Retirement Plans
Just like in Canada, there are several types of retirement plans that you can go for in the U.S. Usually, these benefits are classified into two major categories depending on how they are determined: the “defined contribution” and the “defined benefit”. In simple words, defined benefit is a form of pension and is calculated using a fix formula where the payments are made through a trust fund created for this specific purpose. On the other hand, the payouts for defined contribution plans are dependent on the performance of the investments and the contribution made towards these plans.

Types of Defined Contribution Plans
In the U.S., there are three basic types of contribution plans available: profit sharing, 401(k) and individual retirement account (IRA). In all these plans, the owner gets to decide which investments they wish to make from the funds they allot to these accounts. If you want to withdraw the money kept in any of these accounts before you reach the age of retirement, you can do so but you will be required to pay a penalty, which would be non-refundable and you can’t claim it on your Canadian income tax return.
If you have a 401(k) account that you want to move to Canada, you first need to roll the amount to an IRA. There are certain things that should be considered when doing this. First, you should make the transfer directly from one account to another. If you hold the amount with you, even for a very short time, the IRS will withhold 15% of it. Next, you should make the transfer before you move to Canada.
Usually, there are few brokers in both the countries who are willing to handle cross-border transfers between retirement accounts. As a Canadian, you can hold an IRA account managed by a U.S. bank; but still, if you are a non-resident, your investment options would be limited. Canadian residents living in the U.S. and having retirement plans in both the countries would not be required to report their IRA or 401(k) income to CRA. However, they would be required to report Canadian retirement accounts like the RRSP on their U.S. tax return.
In the U.S., another type of non-taxed retirement plan that can be availed is a Roth IRA. While these accounts are similar to other retirement plans, the only difference is that the tax break in these accounts applies when you are withdrawing the funds during your retirement instead of when you are making the initial investment.
As a Canadian citizen, Roth IRA will be counted as a pension for you. You will get tax exemption on the payments from these accounts in both the countries. Until a distribution is made from this account or it is substituted by another, Roth IRAs are non-taxable in Canada. However, a Roth IRA account will lose its status of a pension account if the Canadian resident contribute towards it. The only acceptable contribution is the rollover amount coming from another Roth IRA account. In case of any other contribution, the returns from that amount of contribution would be subjected to taxation in Canada.

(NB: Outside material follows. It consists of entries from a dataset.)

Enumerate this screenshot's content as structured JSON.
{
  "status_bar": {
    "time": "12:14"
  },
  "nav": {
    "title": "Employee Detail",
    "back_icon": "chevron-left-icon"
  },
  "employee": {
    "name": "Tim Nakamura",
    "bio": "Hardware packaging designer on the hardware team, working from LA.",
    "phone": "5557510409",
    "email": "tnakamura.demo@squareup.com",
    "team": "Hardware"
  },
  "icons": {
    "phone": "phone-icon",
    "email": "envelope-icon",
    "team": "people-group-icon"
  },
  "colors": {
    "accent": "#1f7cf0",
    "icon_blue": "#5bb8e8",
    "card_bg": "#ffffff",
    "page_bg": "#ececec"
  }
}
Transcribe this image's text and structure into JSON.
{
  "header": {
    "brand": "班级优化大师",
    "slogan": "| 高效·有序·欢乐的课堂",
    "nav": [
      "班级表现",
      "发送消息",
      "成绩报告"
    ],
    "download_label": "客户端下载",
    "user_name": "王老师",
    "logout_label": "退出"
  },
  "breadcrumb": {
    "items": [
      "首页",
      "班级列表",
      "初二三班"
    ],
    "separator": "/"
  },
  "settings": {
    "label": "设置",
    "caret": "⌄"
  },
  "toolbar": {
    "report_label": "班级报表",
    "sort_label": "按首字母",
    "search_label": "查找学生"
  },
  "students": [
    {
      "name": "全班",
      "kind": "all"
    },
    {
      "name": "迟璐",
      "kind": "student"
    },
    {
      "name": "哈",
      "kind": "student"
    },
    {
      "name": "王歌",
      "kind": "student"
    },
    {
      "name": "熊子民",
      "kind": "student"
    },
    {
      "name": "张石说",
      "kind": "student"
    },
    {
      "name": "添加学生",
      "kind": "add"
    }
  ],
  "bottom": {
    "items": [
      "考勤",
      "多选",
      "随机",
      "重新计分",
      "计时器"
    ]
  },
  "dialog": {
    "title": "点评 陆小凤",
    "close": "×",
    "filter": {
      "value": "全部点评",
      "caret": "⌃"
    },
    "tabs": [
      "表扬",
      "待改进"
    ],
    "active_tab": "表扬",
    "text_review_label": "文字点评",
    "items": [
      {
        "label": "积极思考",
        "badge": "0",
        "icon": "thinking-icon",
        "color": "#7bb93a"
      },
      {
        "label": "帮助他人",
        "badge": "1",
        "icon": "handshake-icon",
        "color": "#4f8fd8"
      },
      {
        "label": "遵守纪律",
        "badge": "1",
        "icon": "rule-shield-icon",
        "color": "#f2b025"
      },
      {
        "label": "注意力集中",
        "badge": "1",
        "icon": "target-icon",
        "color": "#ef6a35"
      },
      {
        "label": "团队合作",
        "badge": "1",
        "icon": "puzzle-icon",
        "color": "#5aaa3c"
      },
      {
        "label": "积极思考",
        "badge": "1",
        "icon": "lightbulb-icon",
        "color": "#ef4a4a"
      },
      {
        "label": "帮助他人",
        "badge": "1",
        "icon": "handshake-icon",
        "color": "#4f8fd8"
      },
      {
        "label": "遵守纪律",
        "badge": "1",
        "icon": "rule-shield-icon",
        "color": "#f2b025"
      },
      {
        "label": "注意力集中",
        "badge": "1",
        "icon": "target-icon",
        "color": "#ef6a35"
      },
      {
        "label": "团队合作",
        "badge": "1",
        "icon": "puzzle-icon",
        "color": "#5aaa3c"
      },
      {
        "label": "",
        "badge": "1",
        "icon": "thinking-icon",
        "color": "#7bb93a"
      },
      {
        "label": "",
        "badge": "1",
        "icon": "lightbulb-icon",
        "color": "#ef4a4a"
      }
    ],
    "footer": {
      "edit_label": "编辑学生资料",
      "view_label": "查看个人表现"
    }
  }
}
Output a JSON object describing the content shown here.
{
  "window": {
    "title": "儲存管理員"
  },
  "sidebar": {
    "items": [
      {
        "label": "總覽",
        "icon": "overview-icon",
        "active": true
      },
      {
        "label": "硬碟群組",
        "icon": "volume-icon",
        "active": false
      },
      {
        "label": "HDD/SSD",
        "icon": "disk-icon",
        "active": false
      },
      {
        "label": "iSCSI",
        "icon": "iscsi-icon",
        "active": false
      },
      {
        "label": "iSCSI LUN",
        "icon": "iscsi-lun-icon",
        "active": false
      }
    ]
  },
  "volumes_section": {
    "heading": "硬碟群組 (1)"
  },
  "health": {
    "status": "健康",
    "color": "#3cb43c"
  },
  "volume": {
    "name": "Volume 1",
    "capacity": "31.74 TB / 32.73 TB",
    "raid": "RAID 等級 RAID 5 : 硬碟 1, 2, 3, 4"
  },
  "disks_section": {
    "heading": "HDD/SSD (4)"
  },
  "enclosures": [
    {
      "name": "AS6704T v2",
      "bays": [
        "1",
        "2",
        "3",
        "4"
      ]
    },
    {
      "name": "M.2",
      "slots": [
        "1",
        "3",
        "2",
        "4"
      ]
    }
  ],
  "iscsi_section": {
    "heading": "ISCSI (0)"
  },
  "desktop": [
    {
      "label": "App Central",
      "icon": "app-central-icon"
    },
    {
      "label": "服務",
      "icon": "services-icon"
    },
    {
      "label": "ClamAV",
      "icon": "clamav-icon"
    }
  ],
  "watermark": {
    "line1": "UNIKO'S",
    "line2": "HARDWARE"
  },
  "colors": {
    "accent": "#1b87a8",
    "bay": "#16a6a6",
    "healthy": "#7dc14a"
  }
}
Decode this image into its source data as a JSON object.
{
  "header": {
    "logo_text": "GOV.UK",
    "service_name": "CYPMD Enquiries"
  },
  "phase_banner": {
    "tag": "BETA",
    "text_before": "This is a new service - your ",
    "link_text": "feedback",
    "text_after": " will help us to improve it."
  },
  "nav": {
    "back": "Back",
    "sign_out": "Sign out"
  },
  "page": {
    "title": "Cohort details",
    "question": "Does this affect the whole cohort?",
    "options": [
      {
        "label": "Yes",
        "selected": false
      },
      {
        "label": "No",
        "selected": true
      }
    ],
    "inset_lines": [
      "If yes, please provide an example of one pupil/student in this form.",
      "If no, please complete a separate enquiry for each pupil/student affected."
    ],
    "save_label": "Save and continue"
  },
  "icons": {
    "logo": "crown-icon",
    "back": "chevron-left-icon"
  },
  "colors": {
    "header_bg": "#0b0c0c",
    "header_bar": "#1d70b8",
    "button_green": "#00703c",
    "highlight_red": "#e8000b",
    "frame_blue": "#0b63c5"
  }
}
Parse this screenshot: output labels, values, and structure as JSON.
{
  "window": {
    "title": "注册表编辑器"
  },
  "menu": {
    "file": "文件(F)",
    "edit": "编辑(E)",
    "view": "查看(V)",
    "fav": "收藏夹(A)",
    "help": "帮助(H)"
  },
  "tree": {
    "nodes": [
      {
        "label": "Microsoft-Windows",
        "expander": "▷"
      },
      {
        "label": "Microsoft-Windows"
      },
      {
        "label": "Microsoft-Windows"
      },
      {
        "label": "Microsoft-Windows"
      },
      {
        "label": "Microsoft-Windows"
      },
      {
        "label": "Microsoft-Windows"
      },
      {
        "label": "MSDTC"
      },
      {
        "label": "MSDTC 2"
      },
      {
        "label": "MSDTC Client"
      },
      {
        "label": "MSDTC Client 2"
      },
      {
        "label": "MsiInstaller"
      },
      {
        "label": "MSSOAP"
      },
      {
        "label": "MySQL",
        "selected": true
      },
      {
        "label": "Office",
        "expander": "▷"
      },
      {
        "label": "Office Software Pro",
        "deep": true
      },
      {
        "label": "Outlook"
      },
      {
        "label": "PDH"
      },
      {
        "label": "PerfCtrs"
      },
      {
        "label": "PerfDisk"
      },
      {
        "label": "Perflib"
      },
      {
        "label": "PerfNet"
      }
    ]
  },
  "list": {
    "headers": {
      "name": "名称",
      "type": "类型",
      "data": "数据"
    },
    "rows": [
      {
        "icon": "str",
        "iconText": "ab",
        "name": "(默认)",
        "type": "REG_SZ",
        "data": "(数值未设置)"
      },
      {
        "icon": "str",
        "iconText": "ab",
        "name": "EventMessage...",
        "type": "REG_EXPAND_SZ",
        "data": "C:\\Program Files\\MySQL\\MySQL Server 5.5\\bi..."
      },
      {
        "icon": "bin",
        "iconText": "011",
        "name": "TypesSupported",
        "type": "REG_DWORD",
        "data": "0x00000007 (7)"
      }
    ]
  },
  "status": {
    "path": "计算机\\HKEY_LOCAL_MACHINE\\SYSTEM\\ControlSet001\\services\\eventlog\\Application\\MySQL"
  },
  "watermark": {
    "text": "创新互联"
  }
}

Eric La CaraEric La CaraManaging Partner and Tax Practice manager for Capital Tax in Vancouver and Tokyo. Eric is a U.S. and Japan Personal & Corporate tax specialist with more than 15 years of experience in the area of cross-border structuring and taxation. Eric is charged with developing Capital Tax overall operations and strategic direction using the business and technical skills he has acquired during his professional career in Asia.